From nose to tail, the robotic fish is just half an inch long. It moves by rapidly switching a near-infrared laser on and off at the tail. It was modeled after mother-of-pearl shells and had the potential to rescue the environment.

Robotic fish moves at a rate of soft marine devices 

In tests, the robot moved at a rate of movement for soft marine machines of about three body lengths per second. It attained a speed equal to that of moving phytoplankton. The untethered device moved neighboring polystyrene microplastics continuously by adsorbing them.

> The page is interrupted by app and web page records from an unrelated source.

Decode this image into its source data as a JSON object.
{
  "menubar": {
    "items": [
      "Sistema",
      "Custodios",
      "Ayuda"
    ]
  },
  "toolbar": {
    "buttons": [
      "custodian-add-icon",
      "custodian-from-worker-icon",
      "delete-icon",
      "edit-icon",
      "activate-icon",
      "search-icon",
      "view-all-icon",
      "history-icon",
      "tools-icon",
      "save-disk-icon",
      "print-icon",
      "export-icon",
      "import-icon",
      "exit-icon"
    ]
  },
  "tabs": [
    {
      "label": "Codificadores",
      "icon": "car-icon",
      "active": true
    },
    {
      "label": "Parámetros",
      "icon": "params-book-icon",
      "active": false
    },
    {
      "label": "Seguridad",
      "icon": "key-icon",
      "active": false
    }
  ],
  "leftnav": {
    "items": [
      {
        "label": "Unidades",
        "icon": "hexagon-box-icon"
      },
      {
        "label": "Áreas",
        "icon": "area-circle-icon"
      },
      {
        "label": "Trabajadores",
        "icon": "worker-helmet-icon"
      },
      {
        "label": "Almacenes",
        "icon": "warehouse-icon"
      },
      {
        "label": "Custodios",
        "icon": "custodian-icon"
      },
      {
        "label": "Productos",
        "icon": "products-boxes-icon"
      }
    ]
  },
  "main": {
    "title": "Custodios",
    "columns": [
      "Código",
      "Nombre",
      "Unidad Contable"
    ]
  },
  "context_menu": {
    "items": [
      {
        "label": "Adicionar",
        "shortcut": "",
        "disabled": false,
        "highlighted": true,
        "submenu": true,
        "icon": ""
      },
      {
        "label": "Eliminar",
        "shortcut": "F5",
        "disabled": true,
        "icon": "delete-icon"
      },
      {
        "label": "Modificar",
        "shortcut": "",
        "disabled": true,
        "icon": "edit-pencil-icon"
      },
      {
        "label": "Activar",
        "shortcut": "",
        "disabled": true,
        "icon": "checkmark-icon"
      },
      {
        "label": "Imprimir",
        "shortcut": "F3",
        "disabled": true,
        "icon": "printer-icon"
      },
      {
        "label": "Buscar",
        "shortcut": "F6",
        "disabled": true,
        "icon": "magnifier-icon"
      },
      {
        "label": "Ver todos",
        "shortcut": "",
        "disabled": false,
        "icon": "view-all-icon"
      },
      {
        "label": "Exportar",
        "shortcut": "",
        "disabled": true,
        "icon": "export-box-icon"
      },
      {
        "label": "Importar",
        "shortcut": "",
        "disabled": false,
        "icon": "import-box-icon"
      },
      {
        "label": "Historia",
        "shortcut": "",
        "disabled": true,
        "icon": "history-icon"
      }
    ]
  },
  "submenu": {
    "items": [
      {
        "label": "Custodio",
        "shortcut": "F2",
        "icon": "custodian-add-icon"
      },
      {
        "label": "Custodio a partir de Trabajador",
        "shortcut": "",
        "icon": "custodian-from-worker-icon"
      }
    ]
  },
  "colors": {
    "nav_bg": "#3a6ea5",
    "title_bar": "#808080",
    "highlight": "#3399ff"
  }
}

Amazingly, the tool can “repair” itself after becoming cut, preserving its capacity to collect debris. It is the best option for detecting microplastics and other contaminants in challenging aquatic settings because of its robustness and quickness.

The authors wrote, “The proof-of-concept robot is demonstrated to emphasize its maximum swimming speed of 2.67 body length per second, whose speed is comparable to that of plankton, representing the outperformance of most artificial soft robots. Furthermore, the robot can stably absorb pollutants and recover its robustness and functionality even when damaged.”

Microplastics are practically ubiquitous on Earth and, if consumed by animals, can be hazardous to them. Since they tend to lodge into corners and crevices at the bottom of streams, rivers, lakes, and oceans, they are famously challenging to get rid of.

The robotic fish could be key to healthier waters. 

Hydrogels and elastomers, which are commonly utilized for soft robots but easily harmed in water, are used for these devices. Nacre, another name for mother-of-pearl, is robust and flexible. It can be discovered on clamshell interiors. It is composed of layers with a microscopic slope; one side is filled with many calcium carbonate ingredients, while the other is filled with a silk protein filler.

To create a strong and flexible material for their fish, the researchers created a structure similar to this.